Photo Credit: Kathy Myrick
If you are like me, you were probably hoping that by now – 6 days into the Gold King Mine release – the EPA would be giving our beloved river the “all clear.”
Unfortunately, that is not going to happen.
Yesterday, the EPA announced that it would be another week before they could make any determination about the safety of these waters.
That is another week of ag lands drying, parched cattle, municipalities calculating reserve water supplies, raft and fishing guides sitting idle.
Worse, though, is the fear and unknowing. At Sunday night’s public meeting, anger, frustration, and a deep sadness pervaded. What I believe ties all of these emotions together is fear. Fear of loss. Fear of uncertainty. Fear in the face of having to acknowledge we have lost, or perhaps never had, control.
That which sustains our lives and our livelihoods, the lifeblood of our community, was ravaged in slow motion before our very eyes, and we were utterly powerless to help.
As if it could not get worse, for some of us it was. We have long known that this disaster was perfectly predictable. It was inevitable. And though for decades we have tried to forestall it, we have failed.
The historic mining district at the headwaters of the Animas has been degrading water quality in the river since mining began. Over the past 25 years, politics, egos, narrowly defined self-interest, and fanciful visions of mining’s return have kept necessary remediation at bay.
We are all paying the price of losing that struggle.
While we are still in the thick of emergency response, I cannot help but begin to lay the groundwork for the political fight ahead.
Every community up and down this watershed has a right – a responsibility – to hold mining companies and the agencies that regulate them accountable for the complete remediation of historic mine wastes.
And that’s exactly what we are going to do.

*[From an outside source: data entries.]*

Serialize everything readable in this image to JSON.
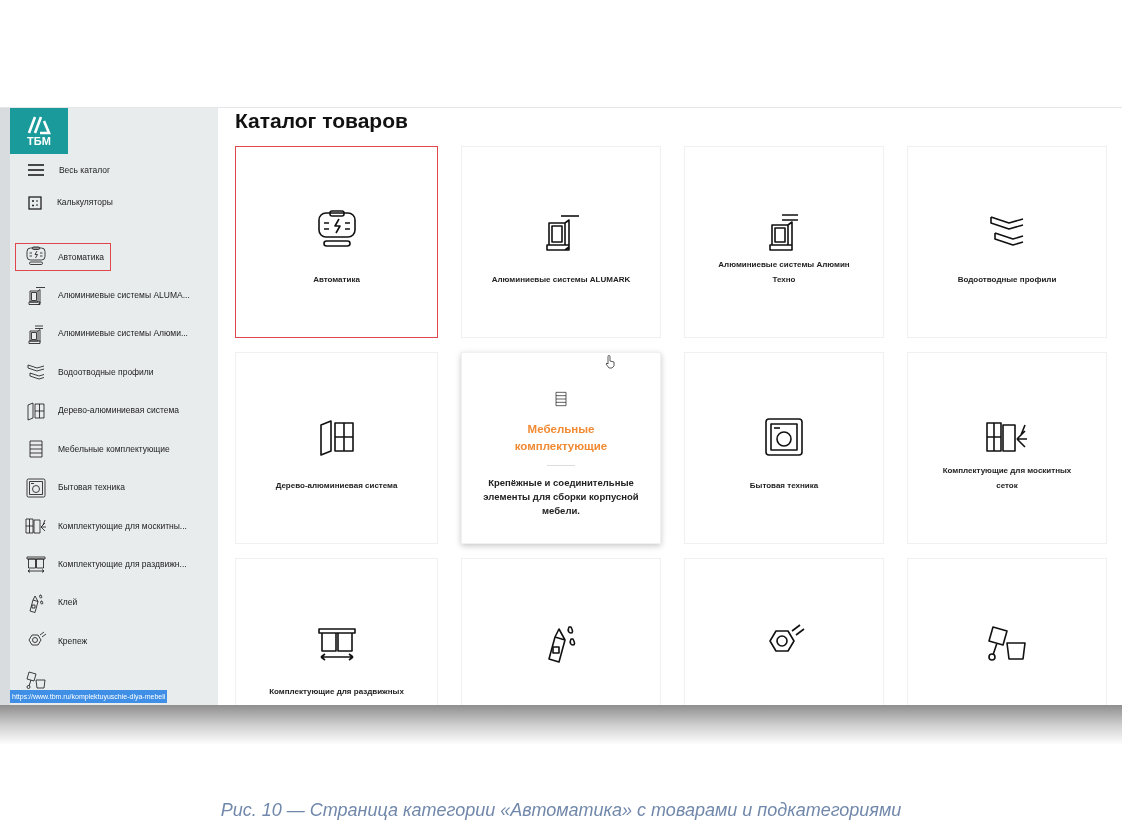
{
  "logo": {
    "text": "ТБМ"
  },
  "sidebar": {
    "top_links": [
      {
        "label": "Весь каталог",
        "kind": "menu"
      },
      {
        "label": "Калькуляторы",
        "kind": "calculator"
      }
    ],
    "categories": [
      {
        "label": "Автоматика",
        "kind": "automation",
        "highlighted": true
      },
      {
        "label": "Алюминиевые системы ALUMA...",
        "kind": "alumark",
        "highlighted": false
      },
      {
        "label": "Алюминиевые системы Алюми...",
        "kind": "techno",
        "highlighted": false
      },
      {
        "label": "Водоотводные профили",
        "kind": "profile",
        "highlighted": false
      },
      {
        "label": "Дерево-алюминиевая система",
        "kind": "wood",
        "highlighted": false
      },
      {
        "label": "Мебельные комплектующие",
        "kind": "drawers",
        "highlighted": false
      },
      {
        "label": "Бытовая техника",
        "kind": "washer",
        "highlighted": false
      },
      {
        "label": "Комплектующие для москитны...",
        "kind": "mosquito",
        "highlighted": false
      },
      {
        "label": "Комплектующие для раздвижн...",
        "kind": "sliding",
        "highlighted": false
      },
      {
        "label": "Клей",
        "kind": "glue",
        "highlighted": false
      },
      {
        "label": "Крепеж",
        "kind": "nut",
        "highlighted": false
      },
      {
        "kind": "paint",
        "highlighted": false
      }
    ],
    "status_url": "https://www.tbm.ru/komplektuyuschie-dlya-mebeli"
  },
  "catalog": {
    "title": "Каталог товаров",
    "cards": [
      {
        "title": "Автоматика",
        "kind": "automation",
        "highlighted": true,
        "hovered": false
      },
      {
        "title": "Алюминиевые системы ALUMARK",
        "kind": "alumark",
        "highlighted": false,
        "hovered": false
      },
      {
        "title": "Алюминиевые системы Алюмин Техно",
        "kind": "techno",
        "highlighted": false,
        "hovered": false
      },
      {
        "title": "Водоотводные профили",
        "kind": "profile",
        "highlighted": false,
        "hovered": false
      },
      {
        "title": "Дерево-алюминиевая система",
        "kind": "wood",
        "highlighted": false,
        "hovered": false
      },
      {
        "title": "Мебельные комплектующие",
        "description": "Крепёжные и соединительные элементы для сборки корпусной мебели.",
        "kind": "drawers",
        "highlighted": false,
        "hovered": true
      },
      {
        "title": "Бытовая техника",
        "kind": "washer",
        "highlighted": false,
        "hovered": false
      },
      {
        "title": "Комплектующие для москитных сеток",
        "kind": "mosquito",
        "highlighted": false,
        "hovered": false
      },
      {
        "title": "Комплектующие для раздвижных",
        "kind": "sliding",
        "highlighted": false,
        "hovered": false
      },
      {
        "kind": "glue",
        "highlighted": false,
        "hovered": false
      },
      {
        "kind": "nut",
        "highlighted": false,
        "hovered": false
      },
      {
        "kind": "paint",
        "highlighted": false,
        "hovered": false
      }
    ]
  },
  "caption": "Рис. 10 — Страница категории «Автоматика» с товарами и подкатегориями"
}
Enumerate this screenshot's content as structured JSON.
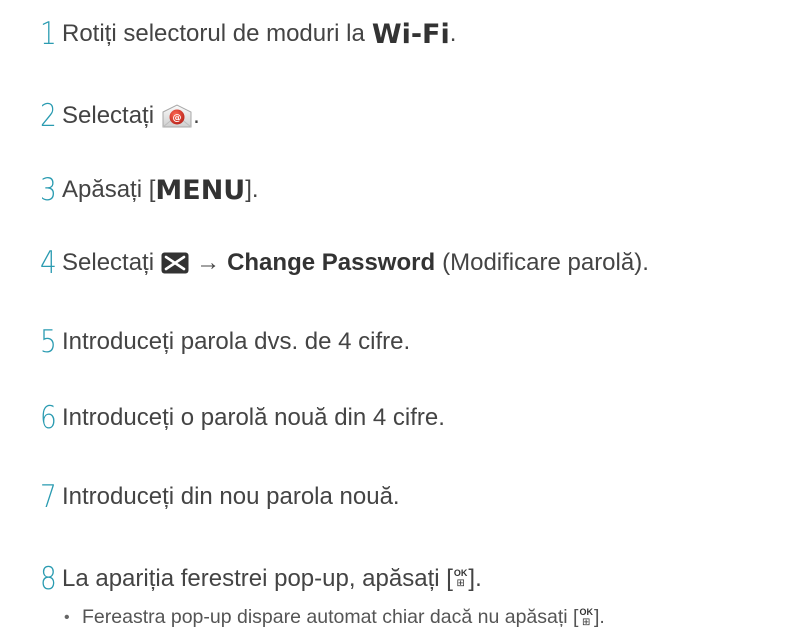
{
  "steps": [
    {
      "num": "1",
      "before": "Rotiți selectorul de moduri la",
      "highlight": "Wi-Fi",
      "after": "."
    },
    {
      "num": "2",
      "before": "Selectați",
      "icon": "email-app-icon",
      "after": "."
    },
    {
      "num": "3",
      "before": "Apăsați [",
      "highlight": "MENU",
      "after": "]."
    },
    {
      "num": "4",
      "before": "Selectați",
      "icon": "envelope-icon",
      "arrow": "→",
      "bold": "Change Password",
      "after": "(Modificare parolă)."
    },
    {
      "num": "5",
      "text": "Introduceți parola dvs. de 4 cifre."
    },
    {
      "num": "6",
      "text": "Introduceți o parolă nouă din 4 cifre."
    },
    {
      "num": "7",
      "text": "Introduceți din nou parola nouă."
    },
    {
      "num": "8",
      "before": "La apariția ferestrei pop-up, apăsați [",
      "key": "ok-button-icon",
      "after": "]."
    }
  ],
  "note": {
    "bullet": "•",
    "before": "Fereastra pop-up dispare automat chiar dacă nu apăsați [",
    "key": "ok-button-icon",
    "after": "]."
  },
  "ok_key": {
    "top": "OK",
    "bottom": "⊞"
  },
  "colors": {
    "number": "#2a9bb1",
    "text": "#444444",
    "email_icon": "#d23a2a"
  }
}
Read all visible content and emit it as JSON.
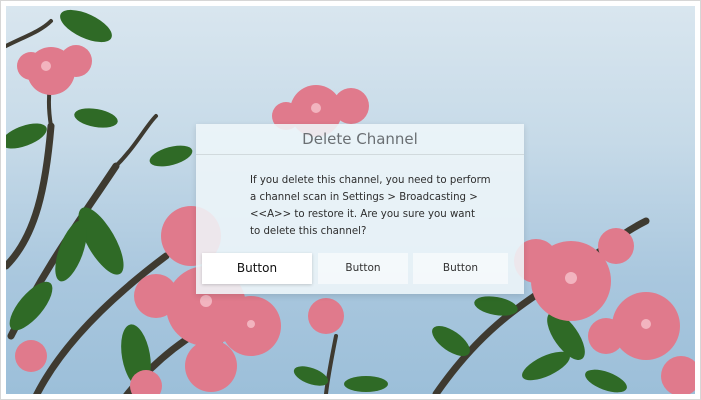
{
  "dialog": {
    "title": "Delete Channel",
    "message_lines": [
      "If you delete this channel, you need to perform",
      "a channel scan in Settings > Broadcasting >",
      "<<A>> to restore it. Are you sure you want",
      "to delete this channel?"
    ],
    "buttons": [
      "Button",
      "Button",
      "Button"
    ],
    "focused_button_index": 0
  },
  "background": {
    "sky_color": "#b7d0e3",
    "flower_color": "#e07a8c",
    "leaf_color": "#2f6a26"
  }
}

Let’s keep our heads down and deal with the immediate crisis at hand. But in the moments your mind steals away to what next, commit. Commit to staying involved with the Animas River and historic mine remediation until our communities are finally protected.
SJCA will be with you on every step of that journey.
For the river.